These additional seal pieces are listed but not illustrated in the 1500 SPL, but they are shown in the Twin Cam SPL and in the 1600 SPL.
AFH4822 - Sealing pad - 'A' post - RH
AFH4823 - Sealing pad - 'A' post - LH
AFH4819 - Sealing rubber - door hinge pillar (2 req'd)
MacGregor UK Car Parts list these items on their web site but actually only supply the long seal item AFH4819, which they describe as a "P shaped tube covering the hinges with the hollow (P) section outermost". I'm not sure if that description matches the SPL illustration. The pads AFH4822/23 are available from Anglo and Moss at significant expense. Photos of a Moss part below.
Pictures below are supplied by Edward Vandyk in the UK, along with following comments.
"Attached are what I think the door seals should have been like. The rubber at the top is not the correct piece as I have not yet found one to copy. I made it from the incorrect (i.e. solid) boot sealing strip. It certainly cuts down, but does not eliminate, the draft"!
Note: The "P" shape seal shown above is not correct as original, shows the incorrect seal (originally installed on Triumphs). It should be more of an "L" shape, solid without the tubular hole, as in the illustration above right.
Current offerings by the suppliers who actually stock the supplementary seals AFH 4822, 4823 and 4819 provide a p-shaped seal that does not have the same profile as the drawing in the service parts list (see page RF, item #34, best seen in the twin cam version). In pictures above (far above) can be seen on the car with the original AFH4822.
Photos and dimensions below are from an original part, supplied by Ian Bowen.

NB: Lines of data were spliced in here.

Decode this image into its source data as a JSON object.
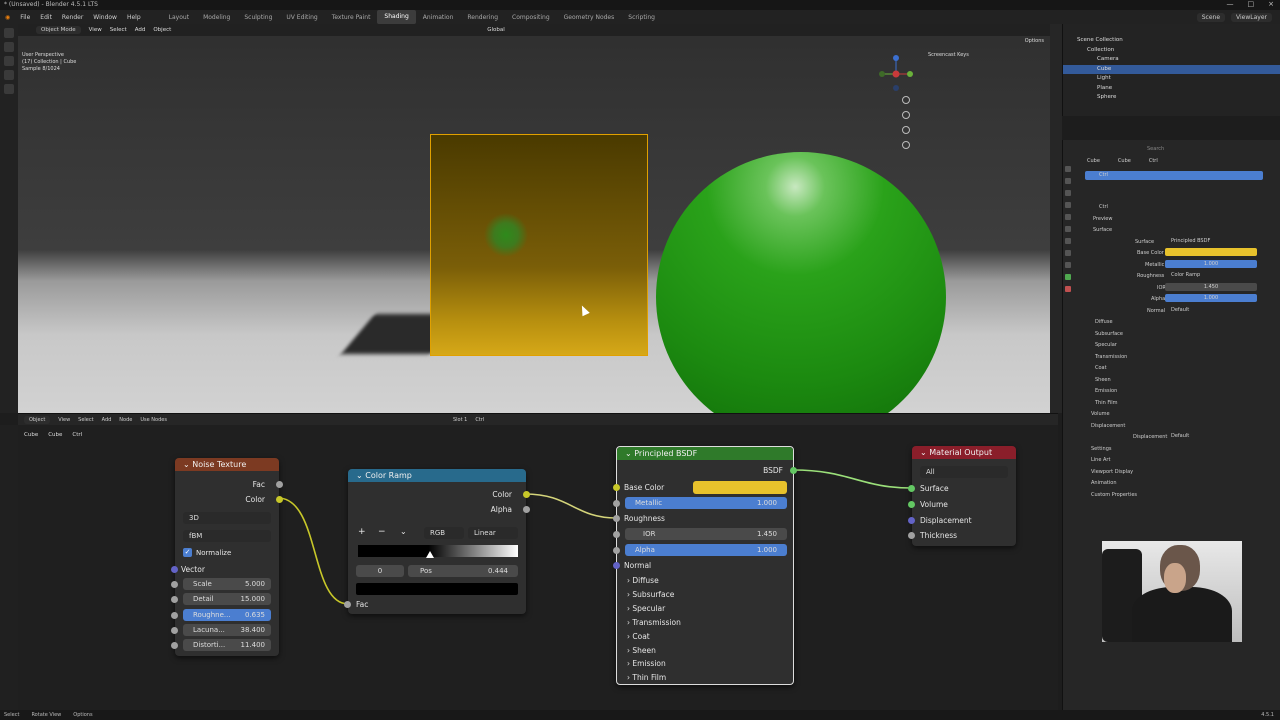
{
  "window": {
    "title": "* (Unsaved) - Blender 4.5.1 LTS",
    "controls": [
      "—",
      "□",
      "×"
    ]
  },
  "menu": [
    "File",
    "Edit",
    "Render",
    "Window",
    "Help"
  ],
  "workspaces": [
    "Layout",
    "Modeling",
    "Sculpting",
    "UV Editing",
    "Texture Paint",
    "Shading",
    "Animation",
    "Rendering",
    "Compositing",
    "Geometry Nodes",
    "Scripting"
  ],
  "active_workspace": "Shading",
  "topright": {
    "scene": "Scene",
    "view_layer": "ViewLayer"
  },
  "viewport": {
    "mode": "Object Mode",
    "menus": [
      "View",
      "Select",
      "Add",
      "Object"
    ],
    "orientation": "Global",
    "info_lines": [
      "User Perspective",
      "(17) Collection | Cube",
      "Sample 8/1024"
    ],
    "screencast": "Screencast Keys",
    "options": "Options"
  },
  "outliner": {
    "header": "Scene Collection",
    "items": [
      {
        "label": "Collection",
        "selected": false
      },
      {
        "label": "Camera",
        "selected": false
      },
      {
        "label": "Cube",
        "selected": true
      },
      {
        "label": "Light",
        "selected": false
      },
      {
        "label": "Plane",
        "selected": false
      },
      {
        "label": "Sphere",
        "selected": false
      }
    ]
  },
  "properties": {
    "search_placeholder": "Search",
    "breadcrumb": [
      "Cube",
      "Cube",
      "Ctrl"
    ],
    "material_slot": "Ctrl",
    "material_name": "Ctrl",
    "sections": {
      "preview": "Preview",
      "surface": "Surface",
      "surface_value": "Principled BSDF",
      "base_color": "Base Color",
      "metallic": "Metallic",
      "metallic_value": "1.000",
      "roughness": "Roughness",
      "roughness_value": "Color Ramp",
      "ior": "IOR",
      "ior_value": "1.450",
      "alpha": "Alpha",
      "alpha_value": "1.000",
      "normal": "Normal",
      "normal_value": "Default",
      "collapsed": [
        "Diffuse",
        "Subsurface",
        "Specular",
        "Transmission",
        "Coat",
        "Sheen",
        "Emission",
        "Thin Film"
      ],
      "volume": "Volume",
      "displacement": "Displacement",
      "displacement_label": "Displacement",
      "displacement_value": "Default",
      "others": [
        "Settings",
        "Line Art",
        "Viewport Display",
        "Animation",
        "Custom Properties"
      ]
    },
    "base_color_hex": "#e8c22c"
  },
  "node_editor": {
    "header": {
      "type": "Object",
      "menus": [
        "View",
        "Select",
        "Add",
        "Node"
      ],
      "use_nodes": "Use Nodes",
      "slot": "Slot 1",
      "material": "Ctrl"
    },
    "breadcrumb": [
      "Cube",
      "Cube",
      "Ctrl"
    ],
    "nodes": {
      "noise": {
        "title": "Noise Texture",
        "out_fac": "Fac",
        "out_color": "Color",
        "dim": "3D",
        "type": "fBM",
        "normalize": "Normalize",
        "vector": "Vector",
        "fields": [
          {
            "label": "Scale",
            "value": "5.000"
          },
          {
            "label": "Detail",
            "value": "15.000"
          },
          {
            "label": "Roughne...",
            "value": "0.635"
          },
          {
            "label": "Lacuna...",
            "value": "38.400"
          },
          {
            "label": "Distorti...",
            "value": "11.400"
          }
        ]
      },
      "ramp": {
        "title": "Color Ramp",
        "out_color": "Color",
        "out_alpha": "Alpha",
        "mode": "RGB",
        "interp": "Linear",
        "index": "0",
        "pos_label": "Pos",
        "pos_value": "0.444",
        "in_fac": "Fac"
      },
      "bsdf": {
        "title": "Principled BSDF",
        "out": "BSDF",
        "base_color": "Base Color",
        "metallic": "Metallic",
        "metallic_value": "1.000",
        "roughness": "Roughness",
        "ior": "IOR",
        "ior_value": "1.450",
        "alpha": "Alpha",
        "alpha_value": "1.000",
        "normal": "Normal",
        "panels": [
          "Diffuse",
          "Subsurface",
          "Specular",
          "Transmission",
          "Coat",
          "Sheen",
          "Emission",
          "Thin Film"
        ]
      },
      "output": {
        "title": "Material Output",
        "target": "All",
        "inputs": [
          "Surface",
          "Volume",
          "Displacement",
          "Thickness"
        ]
      }
    }
  },
  "statusbar": [
    "Select",
    "Rotate View",
    "Options"
  ],
  "version": "4.5.1",
  "colors": {
    "accent": "#4b7ed0",
    "selection": "#335a9a",
    "noise_header": "#7c3a22",
    "ramp_header": "#286a8c",
    "bsdf_header": "#2f7a2a",
    "output_header": "#8a1e2a",
    "yellow_socket": "#c7c729",
    "wire": "#d4d47a"
  }
}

Note from Ian Bowen: "As far as I remember, the staple holds the long door seal to the tapered seal round about the area where the bottom of the block is. As far as I can see, this would hold the long seal tightly up against the block (as the tapered seal is glued to the body) where it starts to curve upwards. I can only assume that this would make for a better seal although my long seal holds perfectly well and I don't have the tapered seal fitted so don't have a staple. The other possibility (although the long seal & the tapered seal have separate part numbers) is that when you bought the long seal, it came with the tapered seal attached so that it fitted in the right place on assembly - this might have been done for factory assembly for ease & speed of fixing??? Only an idea as the staple really did not seem to do much"!
Both ends are identical so the strip can be used for LHS and RHS. The strip is behind the door seal with the edge of the seal touching its raised part. The strip runs from the bottom of the A-post up, over the rubber block, and finishes at the bottom of the chrome door surround. It was originally secured to the door seal at the top by a staple. The flap that sits under the main door seal was glued in place.

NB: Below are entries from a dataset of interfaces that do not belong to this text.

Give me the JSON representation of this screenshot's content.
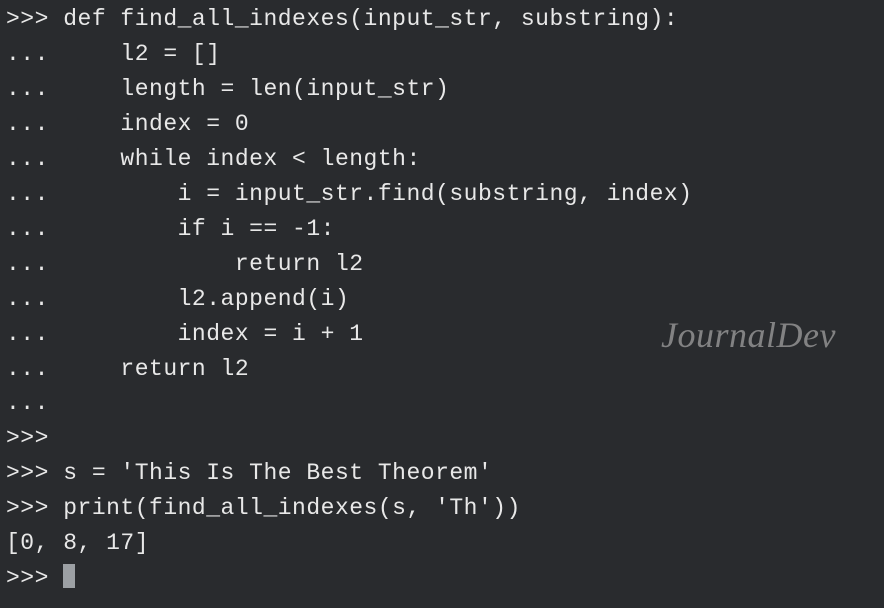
{
  "terminal": {
    "lines": [
      ">>> def find_all_indexes(input_str, substring):",
      "...     l2 = []",
      "...     length = len(input_str)",
      "...     index = 0",
      "...     while index < length:",
      "...         i = input_str.find(substring, index)",
      "...         if i == -1:",
      "...             return l2",
      "...         l2.append(i)",
      "...         index = i + 1",
      "...     return l2",
      "... ",
      ">>> ",
      ">>> s = 'This Is The Best Theorem'",
      ">>> print(find_all_indexes(s, 'Th'))",
      "[0, 8, 17]",
      ">>> "
    ],
    "watermark": "JournalDev"
  }
}
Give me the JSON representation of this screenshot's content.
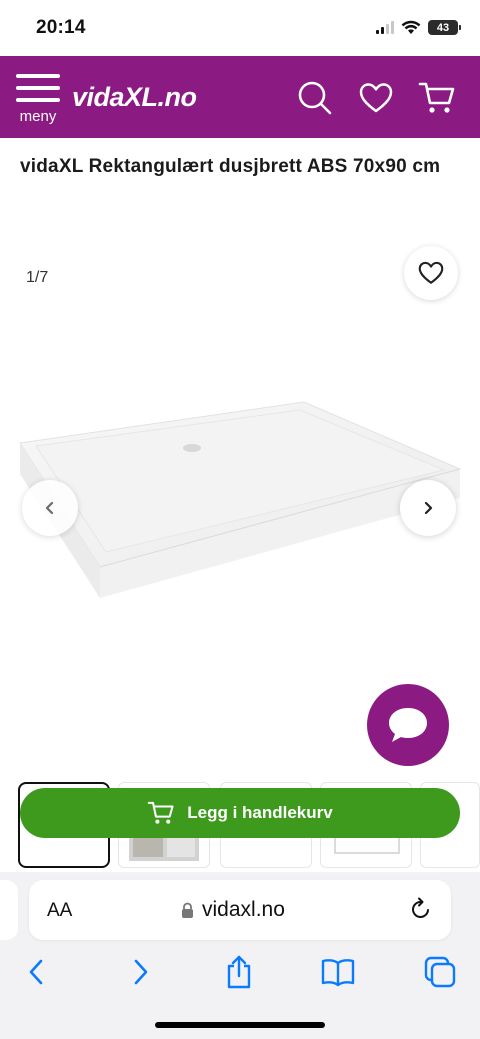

Consider that the 20-inch height will cover the full height of the door post. I believe this means the "L" shape edge of the long seal is intended to be in intimate contact with the door shell for full height. This means the rubber wedge block is glued to the body first as a spacer to make the body shape more closely match the door shape. The long rubber strip is then tucked under the edge of the main door seal and is glued to the body post and on top of (aft of) the rubber wedge block. There was a staple securing the long rubber strip to the rubber wedge block, possibly a production technique to assure the strip stayed stuck while the adhesive would dry.

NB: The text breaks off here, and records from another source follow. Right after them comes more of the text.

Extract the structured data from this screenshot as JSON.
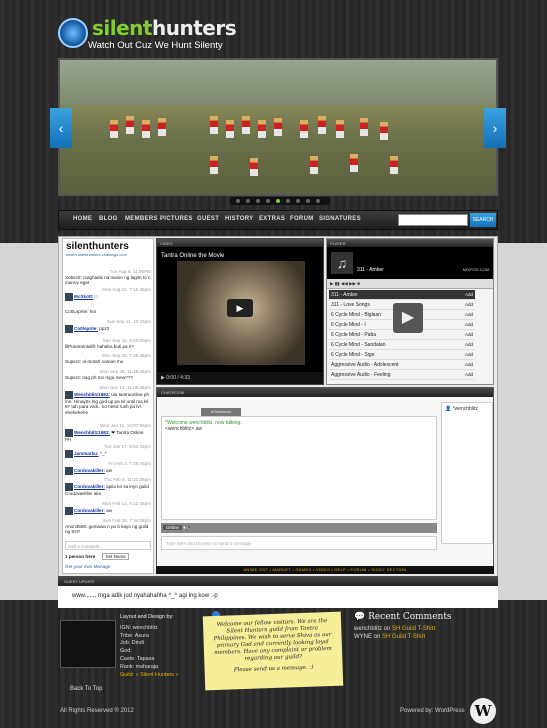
{
  "header": {
    "logo_a": "silent",
    "logo_b": "hunters",
    "tagline": "Watch Out Cuz We Hunt Silenty"
  },
  "slider": {
    "prev": "‹",
    "next": "›"
  },
  "nav": {
    "items": [
      "HOME",
      "BLOG",
      "MEMBERS",
      "PICTURES",
      "GUEST",
      "HISTORY",
      "EXTRAS",
      "FORUM",
      "SIGNATURES"
    ],
    "search_button": "SEARCH"
  },
  "chatbox": {
    "title": "silenthunters",
    "url": "sirven-silenthunters.chatango.com",
    "messages": [
      {
        "ts": "Tue Aug 6, 11:05PM",
        "name": "",
        "text": "Xebec8: maghasik na namin ng lagim to c manoy egat"
      },
      {
        "ts": "Mon Aug 22, 7:15:48pm",
        "name": "McSkott:",
        "text": "□"
      },
      {
        "ts": "",
        "name": "",
        "text": "Co0Lsprite: hoi"
      },
      {
        "ts": "Sun Sep 11, 10:16pm",
        "name": "Co0lsprite:",
        "text": "ppz2"
      },
      {
        "ts": "Sun Sep 16, 8:48:00pm",
        "name": "",
        "text": "lllPurementallll: hahaha buti pa ri?"
      },
      {
        "ts": "Mon Sep 26, 7:26:38pm",
        "name": "",
        "text": "Super2: ol-motah naman mo"
      },
      {
        "ts": "Mon Sep 26, 11:48:25pm",
        "name": "",
        "text": "Super2: nag ph mo mga mew???"
      },
      {
        "ts": "Mon Nov 14, 11:06:35pm",
        "name": "Wenchblitz1982:",
        "text": "ulu tantraonline ph me. Hinay2x lng gud up pa lvl until ma lvl. 87 tah para vedi.. no need rush pa lvl. ehehehehe"
      },
      {
        "ts": "Wed Jan 11, 10:07:56pm",
        "name": "Wenchblitz1982:",
        "text": "❤ Tantra Online PH"
      },
      {
        "ts": "Tue Jan 17, 8:54:42pm",
        "name": "Jammarku:",
        "text": "^_^"
      },
      {
        "ts": "Fri Feb 3, 7:48:46pm",
        "name": "Cordovakiller:",
        "text": "aw"
      },
      {
        "ts": "Thu Feb 9, 11:21:09pm",
        "name": "Cordovakiller:",
        "text": "apila ko sa inyo guild CordovaKiller ako"
      },
      {
        "ts": "Mon Feb 13, 6:12:45pm",
        "name": "Cordovakiller:",
        "text": "aw"
      },
      {
        "ts": "Sun Feb 19, 7:34:28pm",
        "name": "",
        "text": "Anon3566: gumawa n po b kayo ng guild ng SH?"
      }
    ],
    "input_placeholder": "Add a comment...",
    "people": "1 person here",
    "setname": "Set Name",
    "getown": "Get your own",
    "manage": "Manage"
  },
  "video": {
    "header": "VIDEO",
    "title": "Tantra Online the Movie",
    "time": "0:00 / 4:33"
  },
  "player": {
    "header": "PLAYER",
    "now": "311 - Amber",
    "tracks": [
      "311 - Amber",
      "311 - Love Songs",
      "6 Cycle Mind - Biglaan",
      "6 Cycle Mind - I",
      "6 Cycle Mind - Paba",
      "6 Cycle Mind - Sandalan",
      "6 Cycle Mind - Sige",
      "Aggressive Audio - Adolescent",
      "Aggressive Audio - Feeling"
    ],
    "add": "Add",
    "brand": "MIXPOD.COM"
  },
  "chatroom": {
    "header": "CHATROOM",
    "tab": "#Chatroom",
    "welcome": "*Welcome wenchblitz, now talking.",
    "line": "<wenchblitz> aw",
    "user": "*wenchblitz",
    "status": "Online",
    "placeholder": "Type here and hit enter to send a message."
  },
  "chatroom_nav": "ANIME OST • MARKET • GAMES • VIDEO • HELP • FORUM • SIGGY SECTION",
  "guest": {
    "header": "GUEST UPDATE",
    "text": "www.,.,.,, mga adik jud nyahahahha ^_^ agi lng kow :-p"
  },
  "footer": {
    "designer_title": "Layout and Design by:",
    "ign": "IGN: wenchblitz",
    "tribe": "Tribe: Asura",
    "job": "Job: Dindi",
    "god": "God:",
    "caste": "Caste: Tapasa",
    "rank": "Rank: maharaja",
    "guild": "Guild: » Silent Hunters »",
    "note": "Welcome our fellow visitors. We are the Silent Hunters guild from Tantra Philippines. We wish to serve Shiva as our primary God and currently looking loyal members. Have any complaint or problem regarding our guild?",
    "note_end": "Please send us a message. :)",
    "recent_title": "Recent Comments",
    "recent": [
      {
        "who": "wenchblitz",
        "on": "SH Guild T-Shirt"
      },
      {
        "who": "WYNE",
        "on": "SH Guild T-Shirt"
      }
    ],
    "back_to_top": "Back To Top",
    "copyright": "All Rights Reserved ® 2012",
    "powered": "Powered by: WordPress"
  }
}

A few people who had seen the seal said that the pads AFH4822/23 were good water traps for rust promotion. The horse-hair blocks in the pillars would also contribute to rust in this area, as shown below.